As part of the legal dispute between the US and Google, the expected disclosure of Apple’s period presentation from 2013 took place. It is evidential material and could therefore be published after redaction. And this despite the fact that it is an internal classified presentation that only a select few Apple employees could see at the time. The presentation (download here) compares privacy on mobile platforms from Apple and Google and ends on an unflattering note – “Android is one big tracking device”.
Apple was already clear about this in 2013. According to a contemporary presentation, “Android is one big surveillance device” (Source: Justice)
The presentation covers the market situation (in 2013) and specifically focuses on individual competitors. Apple compares with Google in several categories, for example in the area of accounts, voice search, maps, text search and advertisements. From a historical comparison, Google sounds much worse, because already 10 years ago it was tying voice and text searches to specific accounts, offering targeted ads for mobiles for which it aggregated user information from various sources, linked map searches to the account itself, and on top of that, to maps added ads.
Apple makes it sound better from the presentation because it didn’t link app usage, search queries, or voice interaction to the Apple ID in any way. And when data from multiple services started to be combined at once, it was only to provide a “better user experience” (whatever that means). A certain decentralization was recorded by the fact that iPhones could have separate accounts for iCloud, App Store and iTunes Store.
Apple only started promoting privacy on iPhones in 2019. He borrowed the well-known saying “What happens in Las Vegas, stays in Las Vegas”…
Even though Apple clearly had the upper hand over Android in the area of privacy in 2013, it wasn’t until 2019 that Apple built a marketing campaign on it. The published presentation itself points out that Google had a long time ago set up user privacy quite inappropriately, and obviously with the aim of profit and the combination of all possible information.

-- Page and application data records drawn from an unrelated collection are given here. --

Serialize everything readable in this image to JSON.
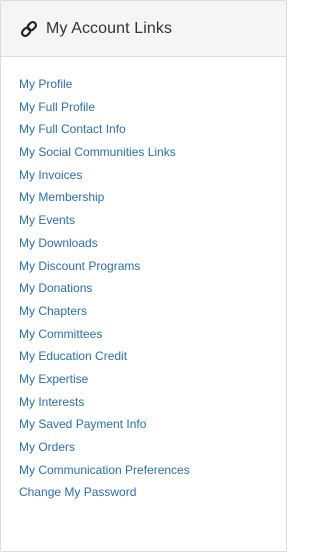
{
  "panel": {
    "title": "My Account Links",
    "title_icon": "link-icon",
    "link_color": "#2a6fb0",
    "links": [
      {
        "label": "My Profile"
      },
      {
        "label": "My Full Profile"
      },
      {
        "label": "My Full Contact Info"
      },
      {
        "label": "My Social Communities Links"
      },
      {
        "label": "My Invoices"
      },
      {
        "label": "My Membership"
      },
      {
        "label": "My Events"
      },
      {
        "label": "My Downloads"
      },
      {
        "label": "My Discount Programs"
      },
      {
        "label": "My Donations"
      },
      {
        "label": "My Chapters"
      },
      {
        "label": "My Committees"
      },
      {
        "label": "My Education Credit"
      },
      {
        "label": "My Expertise"
      },
      {
        "label": "My Interests"
      },
      {
        "label": "My Saved Payment Info"
      },
      {
        "label": "My Orders"
      },
      {
        "label": "My Communication Preferences"
      },
      {
        "label": "Change My Password"
      }
    ]
  }
}
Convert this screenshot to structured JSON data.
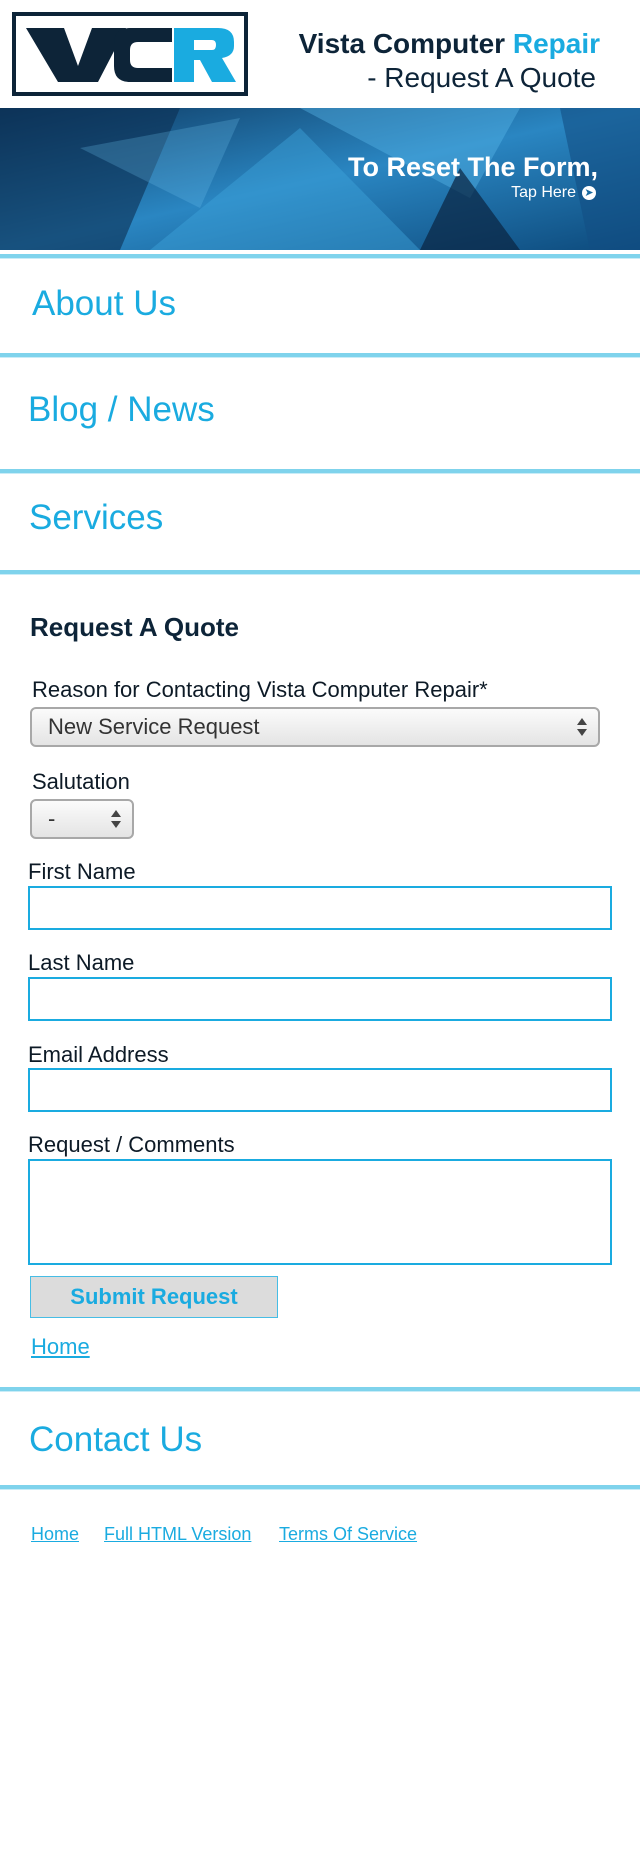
{
  "header": {
    "logo_text": "VCR",
    "title_main": "Vista Computer ",
    "title_accent": "Repair",
    "subtitle": "- Request A Quote"
  },
  "banner": {
    "reset_title": "To Reset The Form,",
    "reset_link": "Tap Here"
  },
  "nav": {
    "about": "About Us",
    "blog": "Blog / News",
    "services": "Services",
    "contact": "Contact Us"
  },
  "form": {
    "heading": "Request A Quote",
    "reason_label": "Reason for Contacting Vista Computer Repair*",
    "reason_value": "New Service Request",
    "salutation_label": "Salutation",
    "salutation_value": "-",
    "first_name_label": "First Name",
    "first_name_value": "",
    "last_name_label": "Last Name",
    "last_name_value": "",
    "email_label": "Email Address",
    "email_value": "",
    "comments_label": "Request / Comments",
    "comments_value": "",
    "submit_label": "Submit Request",
    "home_link": "Home"
  },
  "footer": {
    "home": "Home",
    "full_html": "Full HTML Version",
    "terms": "Terms Of Service"
  },
  "colors": {
    "accent": "#1aabe0",
    "navy": "#0d2438",
    "divider": "#7fd3ec"
  }
}
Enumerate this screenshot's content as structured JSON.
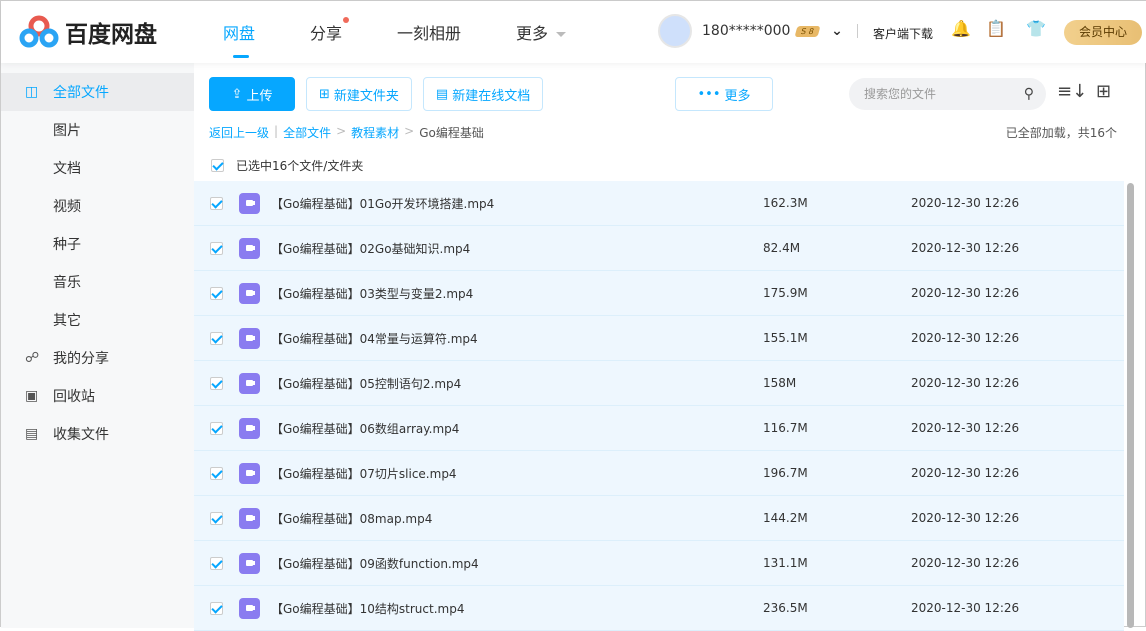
{
  "header": {
    "logo": "百度网盘",
    "nav": [
      {
        "label": "网盘",
        "active": true
      },
      {
        "label": "分享",
        "dot": true
      },
      {
        "label": "一刻相册"
      },
      {
        "label": "更多"
      }
    ],
    "username": "180*****000",
    "badge": "S 8",
    "download": "客户端下载",
    "vip": "会员中心"
  },
  "sidebar": {
    "items": [
      {
        "label": "全部文件",
        "icon": "files-icon"
      },
      {
        "label": "图片"
      },
      {
        "label": "文档"
      },
      {
        "label": "视频"
      },
      {
        "label": "种子"
      },
      {
        "label": "音乐"
      },
      {
        "label": "其它"
      },
      {
        "label": "我的分享",
        "icon": "share-icon"
      },
      {
        "label": "回收站",
        "icon": "trash-icon"
      },
      {
        "label": "收集文件",
        "icon": "collect-icon"
      }
    ]
  },
  "toolbar": {
    "upload": "上传",
    "new_folder": "新建文件夹",
    "new_doc": "新建在线文档",
    "more": "更多",
    "search_placeholder": "搜索您的文件"
  },
  "breadcrumb": {
    "back": "返回上一级",
    "items": [
      "全部文件",
      "教程素材"
    ],
    "current": "Go编程基础"
  },
  "status": "已全部加载，共16个",
  "selection": "已选中16个文件/文件夹",
  "files": [
    {
      "name": "【Go编程基础】01Go开发环境搭建.mp4",
      "size": "162.3M",
      "date": "2020-12-30 12:26"
    },
    {
      "name": "【Go编程基础】02Go基础知识.mp4",
      "size": "82.4M",
      "date": "2020-12-30 12:26"
    },
    {
      "name": "【Go编程基础】03类型与变量2.mp4",
      "size": "175.9M",
      "date": "2020-12-30 12:26"
    },
    {
      "name": "【Go编程基础】04常量与运算符.mp4",
      "size": "155.1M",
      "date": "2020-12-30 12:26"
    },
    {
      "name": "【Go编程基础】05控制语句2.mp4",
      "size": "158M",
      "date": "2020-12-30 12:26"
    },
    {
      "name": "【Go编程基础】06数组array.mp4",
      "size": "116.7M",
      "date": "2020-12-30 12:26"
    },
    {
      "name": "【Go编程基础】07切片slice.mp4",
      "size": "196.7M",
      "date": "2020-12-30 12:26"
    },
    {
      "name": "【Go编程基础】08map.mp4",
      "size": "144.2M",
      "date": "2020-12-30 12:26"
    },
    {
      "name": "【Go编程基础】09函数function.mp4",
      "size": "131.1M",
      "date": "2020-12-30 12:26"
    },
    {
      "name": "【Go编程基础】10结构struct.mp4",
      "size": "236.5M",
      "date": "2020-12-30 12:26"
    }
  ]
}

In the event that the court proves that Google has violated antitrust laws, in addition to heavy financial fines, it is threatened with a forced division into several smaller companies that could not have such close ties with each other.